The business is ever changing, yet, and while a lot of the big wigs we have all grown up with still exist, various studios have shut down over the years (particularly conventional cartoon studios). Independent studios have cropped up, catering to little creations, television, and web creations. Bigger studios or networks hire smaller studios or work together in creating content for television and assorted internet platforms. For example, consider Frederator Studios' relationship with Nick in The Nicktoons Film Festival, which was created and is made by Frederator, but whose winners are run on Nick. !
Not all animators work in film and television, yet. Many work in video games, ad, and assorted interactive media. Some animators work in creative teams within a bigger firm whose merchandise, targets, or occupation isn't cartoon. It is rather much like the creative team a graphic designer may work for within a bigger business. !

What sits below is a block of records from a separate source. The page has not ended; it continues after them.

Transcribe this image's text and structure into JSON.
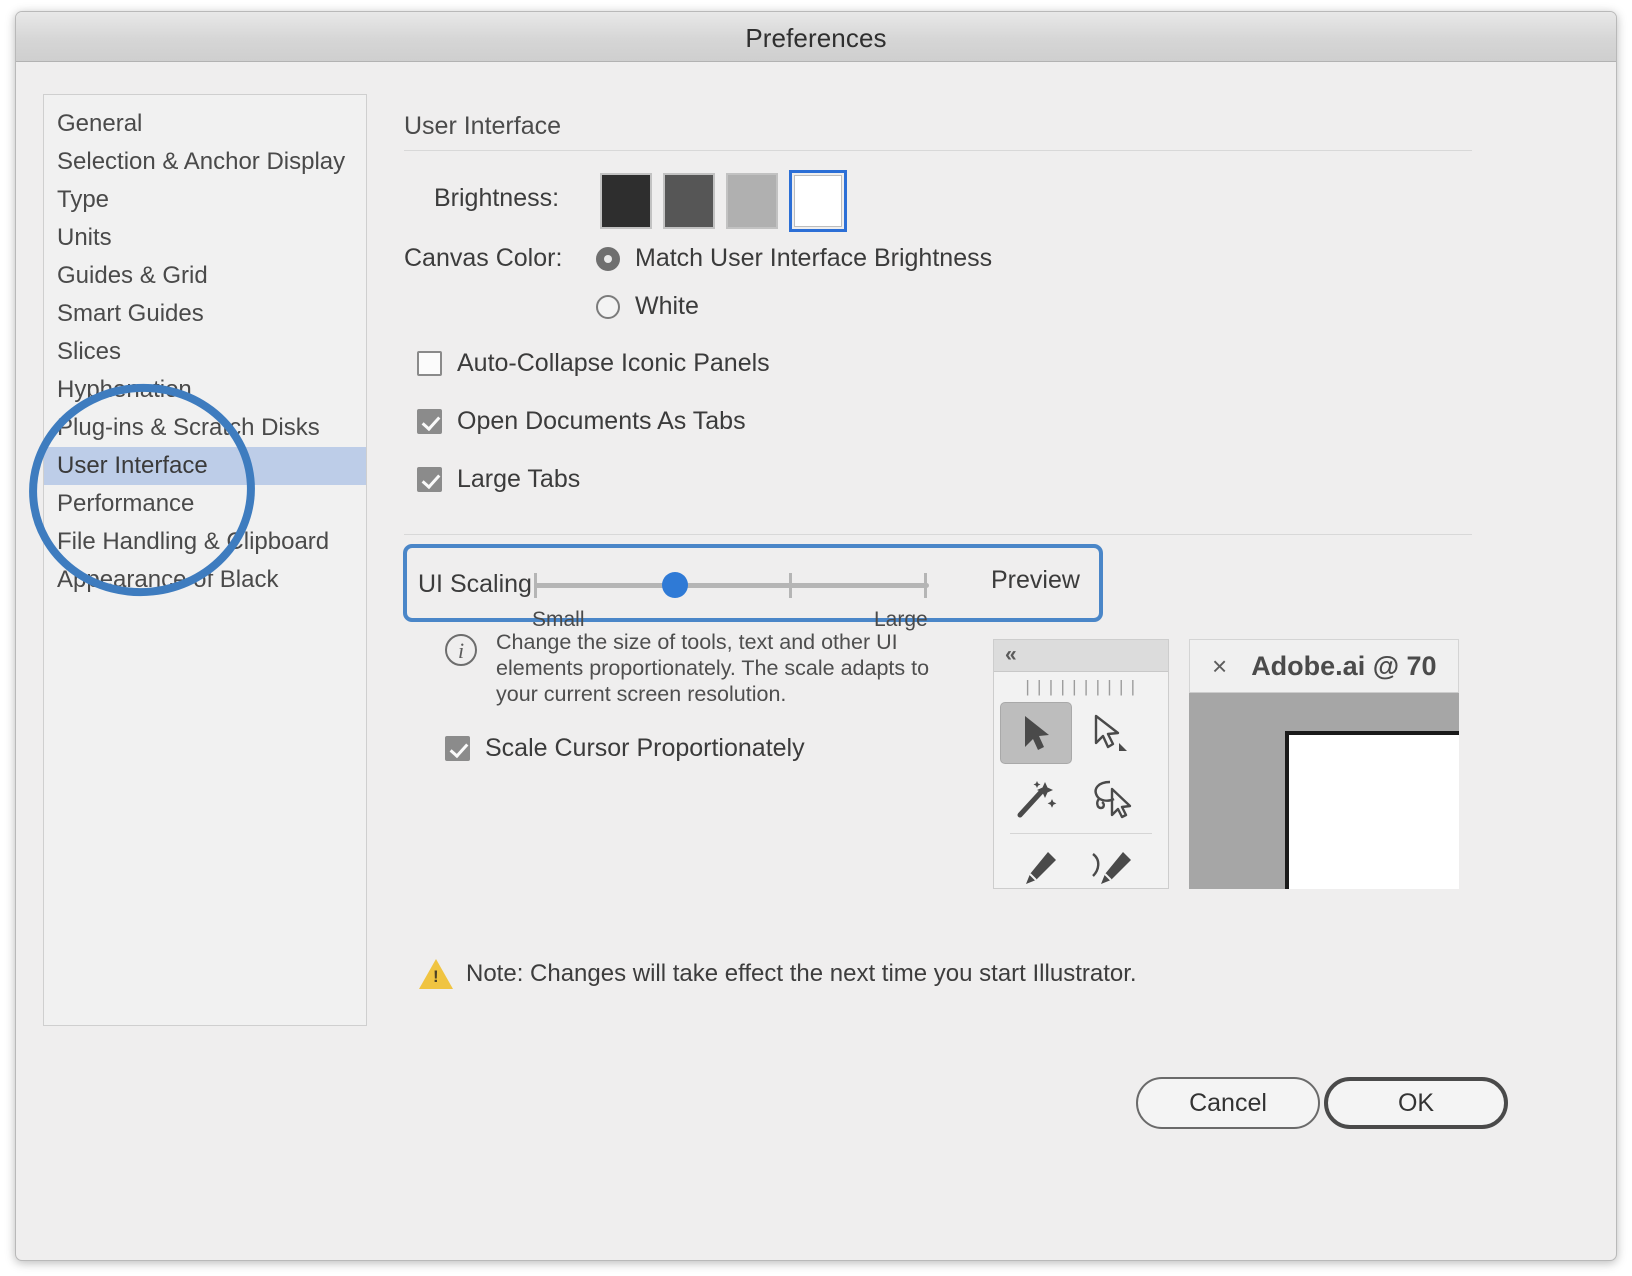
{
  "window": {
    "title": "Preferences"
  },
  "sidebar": {
    "items": [
      {
        "label": "General",
        "selected": false
      },
      {
        "label": "Selection & Anchor Display",
        "selected": false
      },
      {
        "label": "Type",
        "selected": false
      },
      {
        "label": "Units",
        "selected": false
      },
      {
        "label": "Guides & Grid",
        "selected": false
      },
      {
        "label": "Smart Guides",
        "selected": false
      },
      {
        "label": "Slices",
        "selected": false
      },
      {
        "label": "Hyphenation",
        "selected": false
      },
      {
        "label": "Plug-ins & Scratch Disks",
        "selected": false
      },
      {
        "label": "User Interface",
        "selected": true
      },
      {
        "label": "Performance",
        "selected": false
      },
      {
        "label": "File Handling & Clipboard",
        "selected": false
      },
      {
        "label": "Appearance of Black",
        "selected": false
      }
    ]
  },
  "main": {
    "section_title": "User Interface",
    "brightness": {
      "label": "Brightness:",
      "swatches": [
        {
          "name": "darkest",
          "color": "#2e2e2e",
          "selected": false
        },
        {
          "name": "dark",
          "color": "#565656",
          "selected": false
        },
        {
          "name": "light",
          "color": "#b0b0b0",
          "selected": false
        },
        {
          "name": "lightest",
          "color": "#ffffff",
          "selected": true
        }
      ],
      "selection_color": "#2c6fd6"
    },
    "canvas_color": {
      "label": "Canvas Color:",
      "options": [
        {
          "label": "Match User Interface Brightness",
          "selected": true
        },
        {
          "label": "White",
          "selected": false
        }
      ]
    },
    "checkboxes": [
      {
        "label": "Auto-Collapse Iconic Panels",
        "checked": false
      },
      {
        "label": "Open Documents As Tabs",
        "checked": true
      },
      {
        "label": "Large Tabs",
        "checked": true
      }
    ],
    "ui_scaling": {
      "label": "UI Scaling:",
      "small_label": "Small",
      "large_label": "Large",
      "preview_label": "Preview",
      "value_percent": 33,
      "highlight_color": "#4a86c8",
      "knob_color": "#2f7ad6",
      "info_icon": "info-icon",
      "info_text": "Change the size of tools, text and other UI elements proportionately. The scale adapts to your current screen resolution.",
      "scale_cursor": {
        "label": "Scale Cursor Proportionately",
        "checked": true
      }
    },
    "preview_mock": {
      "toolbar_collapse": "«",
      "document_close": "×",
      "document_title": "Adobe.ai @ 70"
    },
    "note": {
      "icon": "warning-icon",
      "text": "Note:  Changes will take effect the next time you start Illustrator."
    }
  },
  "footer": {
    "cancel_label": "Cancel",
    "ok_label": "OK"
  },
  "annotation": {
    "shape": "hand-drawn-circle",
    "color": "#3e7cbf",
    "targets": "User Interface"
  }
}
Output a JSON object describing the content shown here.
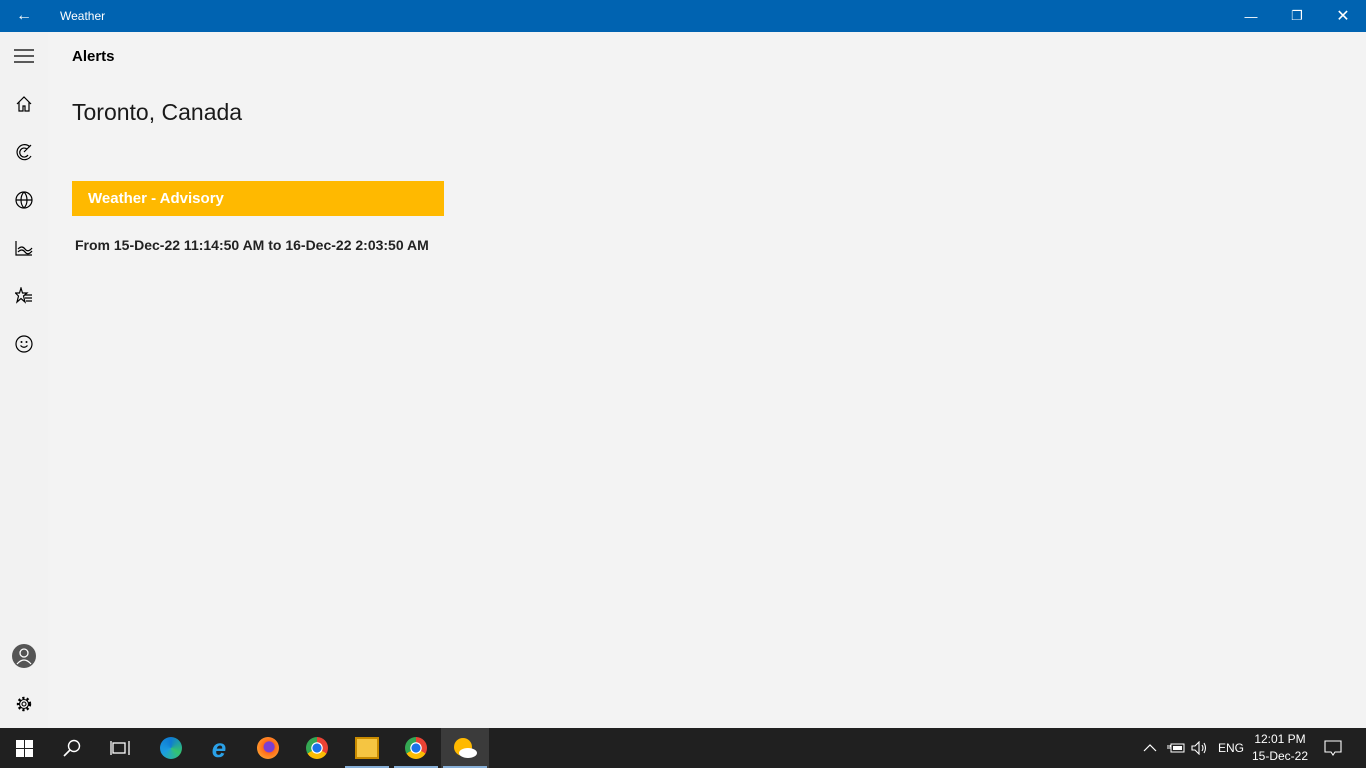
{
  "window": {
    "title": "Weather"
  },
  "header": {
    "section": "Alerts"
  },
  "location": "Toronto, Canada",
  "alert": {
    "title": "Weather - Advisory",
    "range": "From 15-Dec-22 11:14:50 AM to 16-Dec-22 2:03:50 AM",
    "color": "#ffb900"
  },
  "sidebar": {
    "items": [
      "home-icon",
      "radar-icon",
      "globe-icon",
      "historical-icon",
      "favorites-icon",
      "feedback-icon",
      "account-icon",
      "settings-icon"
    ]
  },
  "taskbar": {
    "lang": "ENG",
    "time": "12:01 PM",
    "date": "15-Dec-22"
  }
}
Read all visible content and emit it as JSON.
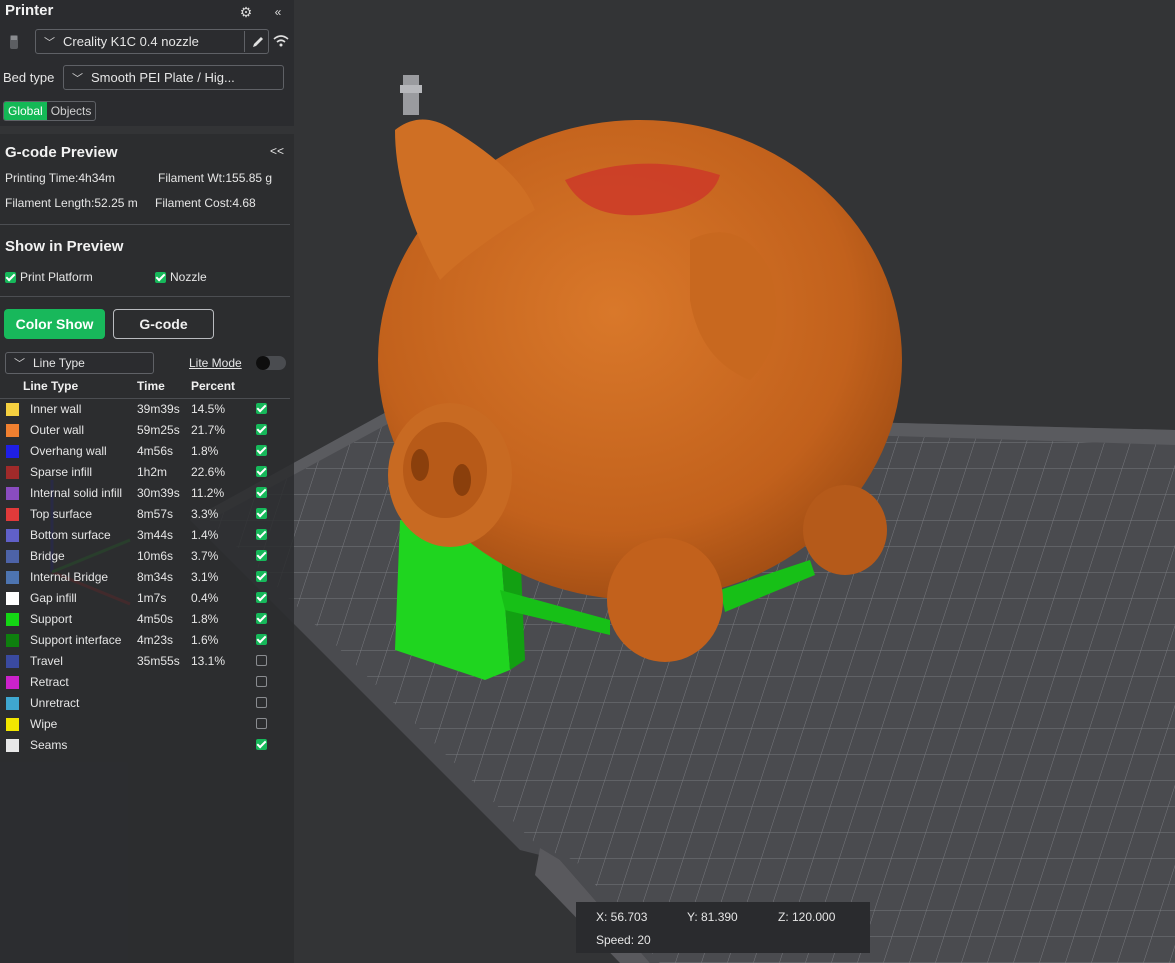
{
  "printer": {
    "title": "Printer",
    "printer_name": "Creality K1C 0.4 nozzle",
    "bed_type_label": "Bed type",
    "bed_type": "Smooth PEI Plate / Hig...",
    "tabs": [
      "Global",
      "Objects"
    ]
  },
  "preview": {
    "title": "G-code Preview",
    "collapse": "<<",
    "printing_time": "Printing Time:4h34m",
    "filament_wt": "Filament Wt:155.85 g",
    "filament_length": "Filament Length:52.25 m",
    "filament_cost": "Filament Cost:4.68",
    "show_title": "Show in Preview",
    "print_platform": "Print Platform",
    "nozzle": "Nozzle",
    "color_show": "Color Show",
    "gcode": "G-code",
    "view_select": "Line Type",
    "lite_mode": "Lite Mode",
    "columns": [
      "Line Type",
      "Time",
      "Percent"
    ]
  },
  "line_types": [
    {
      "name": "Inner wall",
      "time": "39m39s",
      "percent": "14.5%",
      "color": "#f5d040",
      "checked": true
    },
    {
      "name": "Outer wall",
      "time": "59m25s",
      "percent": "21.7%",
      "color": "#f08030",
      "checked": true
    },
    {
      "name": "Overhang wall",
      "time": "4m56s",
      "percent": "1.8%",
      "color": "#1f1fe6",
      "checked": true
    },
    {
      "name": "Sparse infill",
      "time": "1h2m",
      "percent": "22.6%",
      "color": "#a02a2a",
      "checked": true
    },
    {
      "name": "Internal solid infill",
      "time": "30m39s",
      "percent": "11.2%",
      "color": "#8a4cc0",
      "checked": true
    },
    {
      "name": "Top surface",
      "time": "8m57s",
      "percent": "3.3%",
      "color": "#e03a3a",
      "checked": true
    },
    {
      "name": "Bottom surface",
      "time": "3m44s",
      "percent": "1.4%",
      "color": "#6060c8",
      "checked": true
    },
    {
      "name": "Bridge",
      "time": "10m6s",
      "percent": "3.7%",
      "color": "#4d63a8",
      "checked": true
    },
    {
      "name": "Internal Bridge",
      "time": "8m34s",
      "percent": "3.1%",
      "color": "#4d74b0",
      "checked": true
    },
    {
      "name": "Gap infill",
      "time": "1m7s",
      "percent": "0.4%",
      "color": "#ffffff",
      "checked": true
    },
    {
      "name": "Support",
      "time": "4m50s",
      "percent": "1.8%",
      "color": "#14d614",
      "checked": true
    },
    {
      "name": "Support interface",
      "time": "4m23s",
      "percent": "1.6%",
      "color": "#0e7f0e",
      "checked": true
    },
    {
      "name": "Travel",
      "time": "35m55s",
      "percent": "13.1%",
      "color": "#3a4aa0",
      "checked": false
    },
    {
      "name": "Retract",
      "time": "",
      "percent": "",
      "color": "#cc22cc",
      "checked": false
    },
    {
      "name": "Unretract",
      "time": "",
      "percent": "",
      "color": "#3fa7d0",
      "checked": false
    },
    {
      "name": "Wipe",
      "time": "",
      "percent": "",
      "color": "#f2e600",
      "checked": false
    },
    {
      "name": "Seams",
      "time": "",
      "percent": "",
      "color": "#e8e8e8",
      "checked": true
    }
  ],
  "coords": {
    "x": "X: 56.703",
    "y": "Y: 81.390",
    "z": "Z: 120.000",
    "speed": "Speed: 20"
  }
}
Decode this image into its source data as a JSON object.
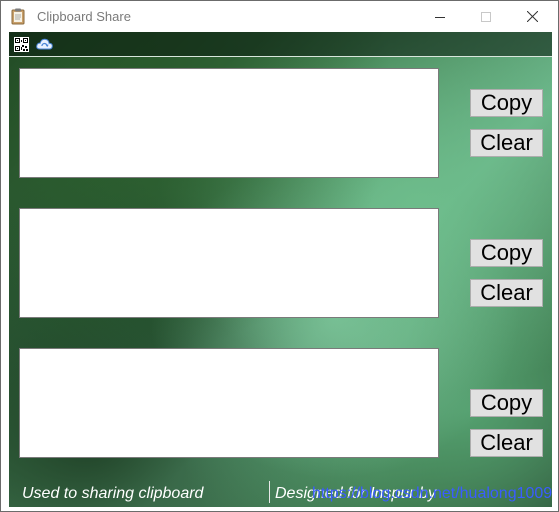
{
  "window": {
    "title": "Clipboard Share",
    "controls": [
      "minimize",
      "maximize",
      "close"
    ]
  },
  "toolbar": {
    "icons": [
      "qr-code-icon",
      "cloud-icon"
    ]
  },
  "slots": [
    {
      "text": "",
      "copy_label": "Copy",
      "clear_label": "Clear"
    },
    {
      "text": "",
      "copy_label": "Copy",
      "clear_label": "Clear"
    },
    {
      "text": "",
      "copy_label": "Copy",
      "clear_label": "Clear"
    }
  ],
  "status": {
    "left_text": "Used to sharing clipboard",
    "right_text": "Designed for Inspur by",
    "link_text": "https://blog.csdn.net/hualong1009",
    "link_color": "#3a5cff"
  },
  "colors": {
    "title_text": "#7a7a7a",
    "button_bg": "#e1e1e1",
    "status_text": "#ffffff"
  }
}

Lastly, and rather significantly, with so many animation and visual effects studios closing in the past few years as well as the business shifting general, animators could be freelance or contract workers. They may be hired on a short term basis in a studio, or for a production team assembled to produce art, animation and effects for a job. This really is particularly common in the movie industry, where freelancers, studios, and in house production teams collaborate remotely to bring layout theories to life. !
There are undoubtedly other applications and tools used through the sector. These came up again and again when discussing 2D and 3D animation with those I interviewed, along with in studying what software popular animated films and television shows have been using recently. !
To answer this question I asked my interview matters what their day-to-day work life was like, along with what kind of deadlines they confront and jobs they have worked on. Regularly work days begin with a meeting--whether they are reviewing a script, looking over storyboards, or receiving their day's duty, artists are generally in communicating with each other frequently during creation. This could change, however, as assemblies might not happen daily or with more than one little part of a team at a time. Also, communicating might not be in person, but through e-mail or a message board of forms if supervisors or directors find this to be more efficient.
Work is always in creation and generally being shoved back and forth between artists and sections. Higher ups look over character designs, storyboards and assorted elements of the cartoon, and send them back to their individual artists for changes or additions, much like in several professional artwork occupations. !
Deadlines differ from project to project. If a studio is working on a movie, for example, there comes a time when animators are in "crisis-mode", planning to meet very tight deadlines and work long, long hours into the night. While handling time well can lead to less pressure in a job and acceptable work hours, higher ups may underestimate the time needed for artists to reach said deadline, or not make room for problems that crop up during the run of a job. !
For lots of studios, though, deadlines have breathing room and artists satisfy various targets through a generation on their way to the last goal. This is why artists meet with their directors, managers, coordinators, etc., throughout a generation. Small targets are fulfilled daily as a way to maintain the whole job moving forward at the same time.
So you would like to be an animator? You have got a tremendous selection of functions to select from so long as you can work up your skill set and portfolio, and make an impression on the business to network yourself into a studio. It is an extremely competitive field, but with hard work you'll be able to end up leading to a fantastic team of artists creating feature films, video games, television shows, ads, and much more. !
Posted on April 28, 2015 at 02:44 AM